Coverity Report: Open Source Code Quality Matches Proprietary

by Ostatic Staff - Feb. 27, 2012

Coverity is out with its 2011 Open Source Scan Integrity report. For years now, the company has performed detailed analyses of most major and many small open source platforms and applications, producing a lot of notable data on how projects are finding audiences, and how reliable various platforms and applications are. Here are some of the details from the latest report.

Coverity's Scan report includes actual analysis of the lines of code within open source software offerings. This year's report involved scanning more than 300 million lines of code. Linux 2.6, PHP 5.3, and PostgreSQL 9.1 all emerged as very reliable from a code integrity perspective, although even they have some defects.

Here are other key findings from Coverity:

"Open source code quality is on par with proprietary code quality, particularly in cases where codebases are of similar size. For instance, Linux 2.6, a project with nearly 7 million lines of code, has a defect density of .62 which is roughly identical to that of its proprietary codebase counterparts.

-- Organizations that make a commitment to software quality by adopting development testing as a part of their development workflow, as illustrated by the open source and proprietary codebases analyzed, reap the benefits of high code quality and continue to see quality improvements over time."
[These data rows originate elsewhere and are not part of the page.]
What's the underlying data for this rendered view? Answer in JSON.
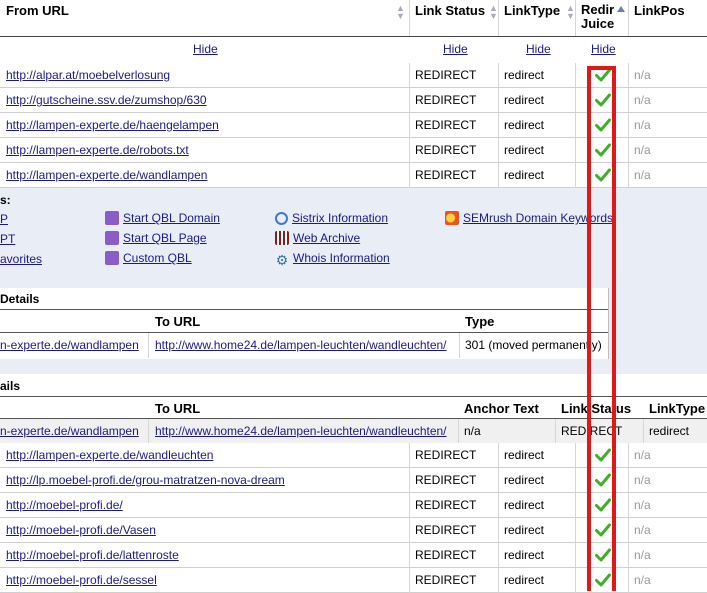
{
  "main_table": {
    "headers": {
      "from_url": "From URL",
      "link_status": "Link Status",
      "link_type": "LinkType",
      "redir_juice_1": "Redir",
      "redir_juice_2": "Juice",
      "link_pos": "LinkPos"
    },
    "hide_label": "Hide",
    "rows": [
      {
        "url": "http://alpar.at/moebelverlosung",
        "status": "REDIRECT",
        "type": "redirect",
        "pos": "n/a"
      },
      {
        "url": "http://gutscheine.ssv.de/zumshop/630",
        "status": "REDIRECT",
        "type": "redirect",
        "pos": "n/a"
      },
      {
        "url": "http://lampen-experte.de/haengelampen",
        "status": "REDIRECT",
        "type": "redirect",
        "pos": "n/a"
      },
      {
        "url": "http://lampen-experte.de/robots.txt",
        "status": "REDIRECT",
        "type": "redirect",
        "pos": "n/a"
      },
      {
        "url": "http://lampen-experte.de/wandlampen",
        "status": "REDIRECT",
        "type": "redirect",
        "pos": "n/a"
      }
    ]
  },
  "tools_panel": {
    "colon": "s:",
    "left_col": [
      "P",
      "PT",
      "avorites"
    ],
    "links": [
      {
        "label": "Start QBL Domain",
        "icon": "qbl-icon"
      },
      {
        "label": "Start QBL Page",
        "icon": "qbl-icon"
      },
      {
        "label": "Custom QBL",
        "icon": "qbl-icon"
      },
      {
        "label": "Sistrix Information",
        "icon": "magnifier-icon"
      },
      {
        "label": "Web Archive",
        "icon": "archive-icon"
      },
      {
        "label": "Whois Information",
        "icon": "gear-icon"
      },
      {
        "label": "SEMrush Domain Keywords",
        "icon": "semrush-icon"
      }
    ]
  },
  "redirect_details": {
    "title": "Details",
    "col_to_url": "To URL",
    "col_type": "Type",
    "from": "n-experte.de/wandlampen",
    "to": "http://www.home24.de/lampen-leuchten/wandleuchten/",
    "type": "301 (moved permanently)"
  },
  "link_details": {
    "title": "ails",
    "col_to_url": "To URL",
    "col_anchor": "Anchor Text",
    "col_status": "Link Status",
    "col_type": "LinkType",
    "from": "n-experte.de/wandlampen",
    "to": "http://www.home24.de/lampen-leuchten/wandleuchten/",
    "anchor": "n/a",
    "status": "REDIRECT",
    "type": "redirect"
  },
  "lower_rows": [
    {
      "url": "http://lampen-experte.de/wandleuchten",
      "status": "REDIRECT",
      "type": "redirect",
      "pos": "n/a"
    },
    {
      "url": "http://lp.moebel-profi.de/grou-matratzen-nova-dream",
      "status": "REDIRECT",
      "type": "redirect",
      "pos": "n/a"
    },
    {
      "url": "http://moebel-profi.de/",
      "status": "REDIRECT",
      "type": "redirect",
      "pos": "n/a"
    },
    {
      "url": "http://moebel-profi.de/Vasen",
      "status": "REDIRECT",
      "type": "redirect",
      "pos": "n/a"
    },
    {
      "url": "http://moebel-profi.de/lattenroste",
      "status": "REDIRECT",
      "type": "redirect",
      "pos": "n/a"
    },
    {
      "url": "http://moebel-profi.de/sessel",
      "status": "REDIRECT",
      "type": "redirect",
      "pos": "n/a"
    }
  ],
  "colors": {
    "link": "#1a1a8c",
    "check": "#3fae2a",
    "highlight": "#e01818",
    "panel": "#e9edf5"
  }
}
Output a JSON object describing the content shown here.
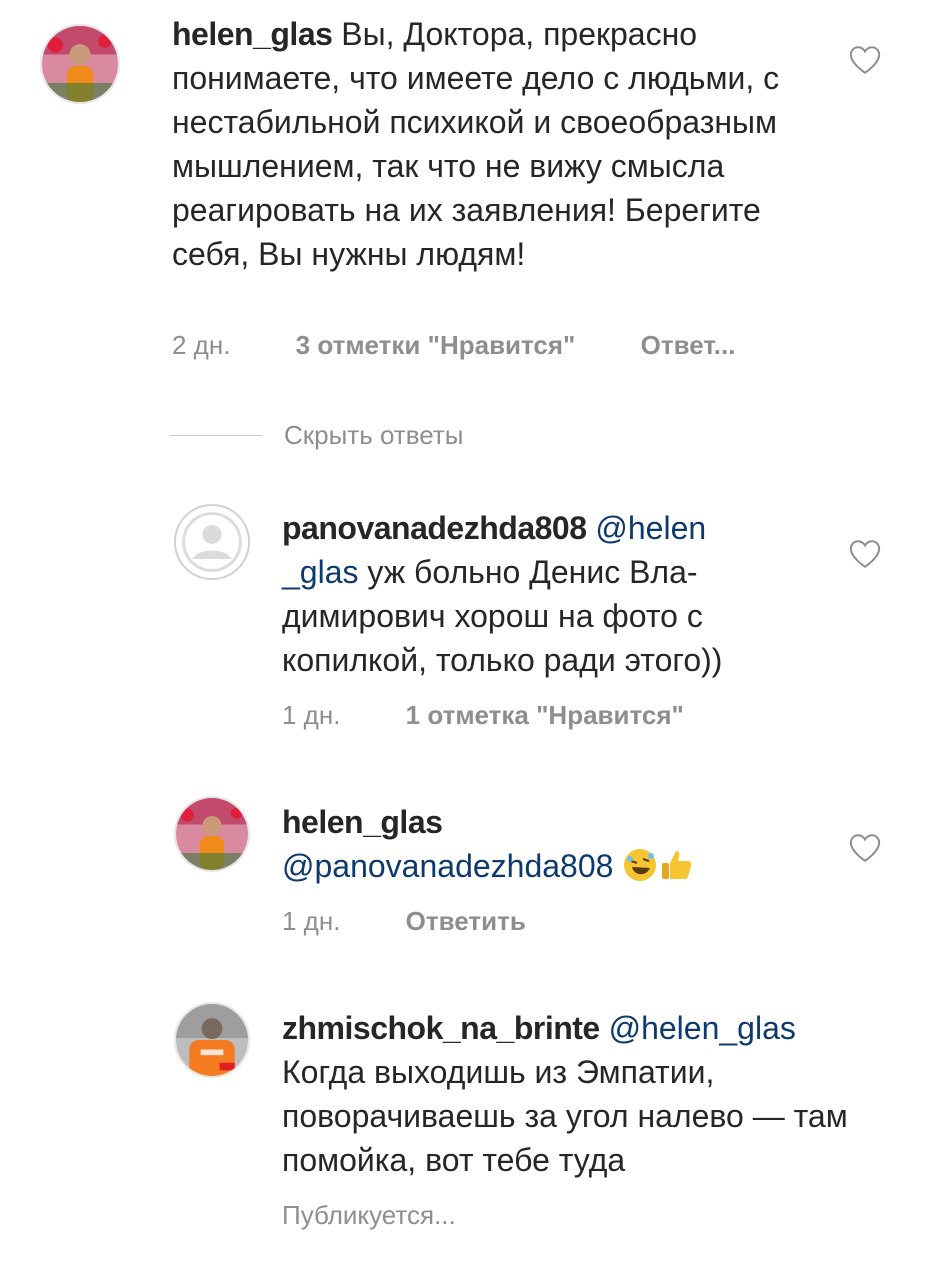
{
  "comments": [
    {
      "username": "helen_glas",
      "body": "Вы, Доктора, прекрасно понимаете, что имеете дело с людьми, с нестабильной психикой и своеобразным мышлением, так что не вижу смысла реагировать на их заявления! Берегите себя, Вы нужны людям!",
      "time": "2 дн.",
      "likes": "3 отметки \"Нравится\"",
      "reply": "Ответ..."
    },
    {
      "username": "panovanadezhda808",
      "mention_part1": "@helen",
      "mention_part2": "_glas",
      "body_part1": " уж больно Денис Вла-",
      "body_part2": "димирович хорош на фото с копилкой, только ради этого))",
      "time": "1 дн.",
      "likes": "1 отметка \"Нравится\""
    },
    {
      "username": "helen_glas",
      "mention": "@panovanadezhda808",
      "time": "1 дн.",
      "reply": "Ответить"
    },
    {
      "username": "zhmischok_na_brinte",
      "mention": "@helen_glas",
      "body": "Когда выходишь из Эмпатии, поворачиваешь за угол налево — там помойка, вот тебе туда",
      "status": "Публикуется..."
    }
  ],
  "hide_replies_label": "Скрыть ответы",
  "icons": {
    "like": "heart-outline-icon",
    "emoji1": "rofl-emoji",
    "emoji2": "thumbs-up-emoji"
  },
  "colors": {
    "text": "#262626",
    "muted": "#8e8e8e",
    "mention": "#0d3a6e"
  }
}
"The line between open source and proprietary software will continue to blur over time as open source is further cemented in the modern software supply chain," Zack Samocha, Coverity Scan Project Director, said in a statement. "Our goal with Scan is to enable more open source projects to adopt development testing as part of their workflow for ongoing quality improvement, as well as further the adoption of open source by providing broader visibility into its quality."